Line by line, reproduce the material below exactly.

++++ Supplied entries

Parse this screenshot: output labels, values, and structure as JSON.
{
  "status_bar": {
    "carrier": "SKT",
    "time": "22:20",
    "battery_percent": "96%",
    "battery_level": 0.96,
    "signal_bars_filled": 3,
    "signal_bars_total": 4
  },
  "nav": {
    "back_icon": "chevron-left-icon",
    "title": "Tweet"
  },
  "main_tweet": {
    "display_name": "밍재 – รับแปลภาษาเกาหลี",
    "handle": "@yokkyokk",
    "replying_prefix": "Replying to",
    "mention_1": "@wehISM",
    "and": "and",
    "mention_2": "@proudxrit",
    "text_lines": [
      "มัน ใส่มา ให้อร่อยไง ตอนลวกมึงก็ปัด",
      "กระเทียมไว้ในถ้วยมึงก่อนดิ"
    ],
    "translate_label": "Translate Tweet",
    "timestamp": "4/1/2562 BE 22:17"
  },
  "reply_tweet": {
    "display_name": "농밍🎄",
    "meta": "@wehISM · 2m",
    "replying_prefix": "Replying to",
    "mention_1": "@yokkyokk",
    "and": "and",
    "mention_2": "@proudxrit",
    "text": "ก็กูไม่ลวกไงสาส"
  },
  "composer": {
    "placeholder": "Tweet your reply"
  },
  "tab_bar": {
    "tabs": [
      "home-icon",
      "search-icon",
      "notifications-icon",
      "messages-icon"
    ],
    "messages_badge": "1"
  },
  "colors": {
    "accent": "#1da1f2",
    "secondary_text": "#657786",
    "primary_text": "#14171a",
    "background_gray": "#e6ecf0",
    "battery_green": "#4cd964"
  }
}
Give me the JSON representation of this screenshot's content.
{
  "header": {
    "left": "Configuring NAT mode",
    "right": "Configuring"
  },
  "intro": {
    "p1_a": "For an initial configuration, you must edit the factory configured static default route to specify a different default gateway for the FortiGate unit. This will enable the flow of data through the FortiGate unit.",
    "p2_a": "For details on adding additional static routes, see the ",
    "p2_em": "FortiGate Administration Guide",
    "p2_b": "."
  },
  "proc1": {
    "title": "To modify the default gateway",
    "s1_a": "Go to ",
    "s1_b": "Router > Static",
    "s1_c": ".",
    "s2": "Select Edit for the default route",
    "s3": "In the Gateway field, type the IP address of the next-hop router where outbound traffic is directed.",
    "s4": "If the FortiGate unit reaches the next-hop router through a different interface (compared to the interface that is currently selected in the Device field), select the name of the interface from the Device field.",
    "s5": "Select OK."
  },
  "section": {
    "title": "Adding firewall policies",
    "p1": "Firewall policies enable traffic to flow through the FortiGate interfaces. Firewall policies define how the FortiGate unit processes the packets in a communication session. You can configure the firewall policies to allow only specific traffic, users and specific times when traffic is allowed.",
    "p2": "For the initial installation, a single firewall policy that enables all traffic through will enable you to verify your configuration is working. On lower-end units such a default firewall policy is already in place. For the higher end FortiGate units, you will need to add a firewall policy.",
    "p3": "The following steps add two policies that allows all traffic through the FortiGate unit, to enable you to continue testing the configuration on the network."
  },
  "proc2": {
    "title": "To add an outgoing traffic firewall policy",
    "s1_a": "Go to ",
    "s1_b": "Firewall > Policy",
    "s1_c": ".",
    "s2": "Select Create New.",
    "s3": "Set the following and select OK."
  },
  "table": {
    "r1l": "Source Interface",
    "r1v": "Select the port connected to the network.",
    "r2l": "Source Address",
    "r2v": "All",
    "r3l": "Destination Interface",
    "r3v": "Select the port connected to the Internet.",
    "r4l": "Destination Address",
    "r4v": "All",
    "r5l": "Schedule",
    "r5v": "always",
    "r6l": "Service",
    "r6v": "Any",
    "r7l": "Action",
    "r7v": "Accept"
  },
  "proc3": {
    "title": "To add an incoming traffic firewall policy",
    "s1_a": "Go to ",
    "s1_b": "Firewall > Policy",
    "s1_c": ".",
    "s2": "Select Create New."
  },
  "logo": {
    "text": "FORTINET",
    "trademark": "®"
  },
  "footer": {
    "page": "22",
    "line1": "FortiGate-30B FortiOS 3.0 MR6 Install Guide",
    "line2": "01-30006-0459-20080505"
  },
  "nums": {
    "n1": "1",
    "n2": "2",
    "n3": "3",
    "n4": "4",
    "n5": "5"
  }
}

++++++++

▶ Answer box
Parse this screenshot: output labels, values, and structure as JSON.
{
  "status_bar": {
    "carrier": "SKT",
    "time": "22:20",
    "battery_percent": "96%",
    "battery_level": 0.96,
    "signal_bars_filled": 3,
    "signal_bars_total": 4
  },
  "nav": {
    "back_icon": "chevron-left-icon",
    "title": "Tweet"
  },
  "main_tweet": {
    "display_name": "밍재 – รับแปลภาษาเกาหลี",
    "handle": "@yokkyokk",
    "replying_prefix": "Replying to",
    "mention_1": "@wehISM",
    "and": "and",
    "mention_2": "@proudxrit",
    "text_lines": [
      "มัน ใส่มา ให้อร่อยไง ตอนลวกมึงก็ปัด",
      "กระเทียมไว้ในถ้วยมึงก่อนดิ"
    ],
    "translate_label": "Translate Tweet",
    "timestamp": "4/1/2562 BE 22:17"
  },
  "reply_tweet": {
    "display_name": "농밍🎄",
    "meta": "@wehISM · 2m",
    "replying_prefix": "Replying to",
    "mention_1": "@yokkyokk",
    "and": "and",
    "mention_2": "@proudxrit",
    "text": "ก็กูไม่ลวกไงสาส"
  },
  "composer": {
    "placeholder": "Tweet your reply"
  },
  "tab_bar": {
    "tabs": [
      "home-icon",
      "search-icon",
      "notifications-icon",
      "messages-icon"
    ],
    "messages_badge": "1"
  },
  "colors": {
    "accent": "#1da1f2",
    "secondary_text": "#657786",
    "primary_text": "#14171a",
    "background_gray": "#e6ecf0",
    "battery_green": "#4cd964"
  }
}
Give me the JSON representation of this screenshot's content.
{
  "header": {
    "left": "Configuring NAT mode",
    "right": "Configuring"
  },
  "intro": {
    "p1_a": "For an initial configuration, you must edit the factory configured static default route to specify a different default gateway for the FortiGate unit. This will enable the flow of data through the FortiGate unit.",
    "p2_a": "For details on adding additional static routes, see the ",
    "p2_em": "FortiGate Administration Guide",
    "p2_b": "."
  },
  "proc1": {
    "title": "To modify the default gateway",
    "s1_a": "Go to ",
    "s1_b": "Router > Static",
    "s1_c": ".",
    "s2": "Select Edit for the default route",
    "s3": "In the Gateway field, type the IP address of the next-hop router where outbound traffic is directed.",
    "s4": "If the FortiGate unit reaches the next-hop router through a different interface (compared to the interface that is currently selected in the Device field), select the name of the interface from the Device field.",
    "s5": "Select OK."
  },
  "section": {
    "title": "Adding firewall policies",
    "p1": "Firewall policies enable traffic to flow through the FortiGate interfaces. Firewall policies define how the FortiGate unit processes the packets in a communication session. You can configure the firewall policies to allow only specific traffic, users and specific times when traffic is allowed.",
    "p2": "For the initial installation, a single firewall policy that enables all traffic through will enable you to verify your configuration is working. On lower-end units such a default firewall policy is already in place. For the higher end FortiGate units, you will need to add a firewall policy.",
    "p3": "The following steps add two policies that allows all traffic through the FortiGate unit, to enable you to continue testing the configuration on the network."
  },
  "proc2": {
    "title": "To add an outgoing traffic firewall policy",
    "s1_a": "Go to ",
    "s1_b": "Firewall > Policy",
    "s1_c": ".",
    "s2": "Select Create New.",
    "s3": "Set the following and select OK."
  },
  "table": {
    "r1l": "Source Interface",
    "r1v": "Select the port connected to the network.",
    "r2l": "Source Address",
    "r2v": "All",
    "r3l": "Destination Interface",
    "r3v": "Select the port connected to the Internet.",
    "r4l": "Destination Address",
    "r4v": "All",
    "r5l": "Schedule",
    "r5v": "always",
    "r6l": "Service",
    "r6v": "Any",
    "r7l": "Action",
    "r7v": "Accept"
  },
  "proc3": {
    "title": "To add an incoming traffic firewall policy",
    "s1_a": "Go to ",
    "s1_b": "Firewall > Policy",
    "s1_c": ".",
    "s2": "Select Create New."
  },
  "logo": {
    "text": "FORTINET",
    "trademark": "®"
  },
  "footer": {
    "page": "22",
    "line1": "FortiGate-30B FortiOS 3.0 MR6 Install Guide",
    "line2": "01-30006-0459-20080505"
  },
  "nums": {
    "n1": "1",
    "n2": "2",
    "n3": "3",
    "n4": "4",
    "n5": "5"
  }
}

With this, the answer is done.